If Cindy Chavez and other County Supervisors are looking for inspiration and ideas from other counties near and far, why not start with San Francisco. Rather than deal with houselessness through a bond repaid through relatively regressive property taxes that also enriches wealthy lenders and Wall Street banks (e.g. Measure A of 2016 https://www.sccgov.org/sites/scc/Pages/Affordable-Housing-Bond-Measure-A.aspx), San Franciscans passed Proposition C (2018), a 0.5% tax on business revenues above $50 million that has yielded and will continue to yield at least $300 million per year into the future and is also dedicated to expanding affordable housing (https://missionlocal.org/2020/06/court-of-appeal-sides-with-san-francisco-on-prop-c-city-on-cusp-of-unlocking-hundreds-of-millions-of-dollars-for-homeless-services/; https://www.bizjournals.com/sanfrancisco/news/2020/07/01/court-upholds-s-f-s-prop-c-homelessness-funds.html; https://missionlocal.org/2020/09/prop-c-supreme-court/). Tax the well-off to assist the less well-off, a sensible policy that requires political courage and commitment.
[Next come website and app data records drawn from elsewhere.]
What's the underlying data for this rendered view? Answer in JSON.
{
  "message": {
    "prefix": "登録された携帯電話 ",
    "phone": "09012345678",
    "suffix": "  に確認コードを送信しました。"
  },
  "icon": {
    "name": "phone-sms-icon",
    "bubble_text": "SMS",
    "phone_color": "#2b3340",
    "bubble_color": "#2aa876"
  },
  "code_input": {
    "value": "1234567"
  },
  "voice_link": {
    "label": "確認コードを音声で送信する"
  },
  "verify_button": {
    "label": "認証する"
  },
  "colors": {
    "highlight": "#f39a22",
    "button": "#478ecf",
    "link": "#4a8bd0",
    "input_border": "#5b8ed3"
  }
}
Then there is the May 2020 ballot initiative passed in three metro-Portland, Oregon counties that approved a 1% tax on income above $125,000 per year for individuals and over $200,000 for couples plus a 1% tax on profits from businesses with gross receipts greater than $5 million per year. The new taxes are expected to bring in approximately $250 million per year in additional revenues (even though an estimated 90% of residents and 94% of businesses are exempt from the new tax). The funds will be used to address houselessness (see https://www.seattlepi.com/ local/politics/article/Portland-area-voters-approve-taxing-the-rich-to-15283824.php). Again, taxing the relatively well-off to ameliorate conditions for the those less well-off in a fiscally responsible manner.
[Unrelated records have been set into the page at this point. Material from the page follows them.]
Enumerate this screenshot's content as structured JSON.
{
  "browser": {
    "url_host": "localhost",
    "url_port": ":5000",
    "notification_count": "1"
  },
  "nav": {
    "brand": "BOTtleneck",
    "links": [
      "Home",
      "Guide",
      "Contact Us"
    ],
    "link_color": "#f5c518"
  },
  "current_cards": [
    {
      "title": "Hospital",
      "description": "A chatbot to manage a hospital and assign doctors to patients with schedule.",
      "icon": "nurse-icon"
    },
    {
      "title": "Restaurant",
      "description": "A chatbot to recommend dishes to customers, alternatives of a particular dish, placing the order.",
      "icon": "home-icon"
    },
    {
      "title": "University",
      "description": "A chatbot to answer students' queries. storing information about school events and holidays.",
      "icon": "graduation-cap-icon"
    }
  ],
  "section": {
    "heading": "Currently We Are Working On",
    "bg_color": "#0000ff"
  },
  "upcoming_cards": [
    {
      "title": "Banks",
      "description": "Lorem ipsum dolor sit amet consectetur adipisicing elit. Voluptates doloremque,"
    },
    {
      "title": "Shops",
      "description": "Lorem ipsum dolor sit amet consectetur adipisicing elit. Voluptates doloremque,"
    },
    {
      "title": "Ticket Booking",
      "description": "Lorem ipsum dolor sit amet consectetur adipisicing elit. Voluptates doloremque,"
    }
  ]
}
Finally, consider the City of Seattle that in July 2020 passed a tax on businesses with more than $7 million in annual payroll outlays, a tax expected to yield some $240 million annually to address houselessness (https://www.cnbc.com/2020/07/07/seattle-passes-payroll-tax-targeting-amazon-and-other-big-businesses.html). Tax the primary beneficiaries of the existing arrangements to help the principal victims of that order.
The character and scale of the above initiatives at least approach those of the issues they are designed to address. They are also fiscally prudent and socially just. If Ms. Chavez and her colleagues were serious about the “digital divide” (or any other issue), they wouldn’t resort to applying for grants from the state or federal government. They would directly impose taxes on the fantastically wealthy households and corporations domiciled in the county to secure the resources needed to address the many inequities that plague the disproportionately Hispanic/Latino and Asian working class and working poor. With such concentrations of income and wealth, very small marginal taxes yield substantial sums (https://patch.com/california/campbell/santa-clara-richest-county-california; https://patch.com/california/sanmateo/tech-titans-top-2020-forbes-billionaire-list; https://sanjosespotlight.com/silicon-valley-leaders-ask-for-help-solving-the-poverty-pandemic/#comment-30579).
That County Supervisors don’t act in bold and serious ways is a testament to the relative degree of political capture or co-optation exercised by wealthy elites here versus that exercised by elites in other predominantly Democratic jurisdictions.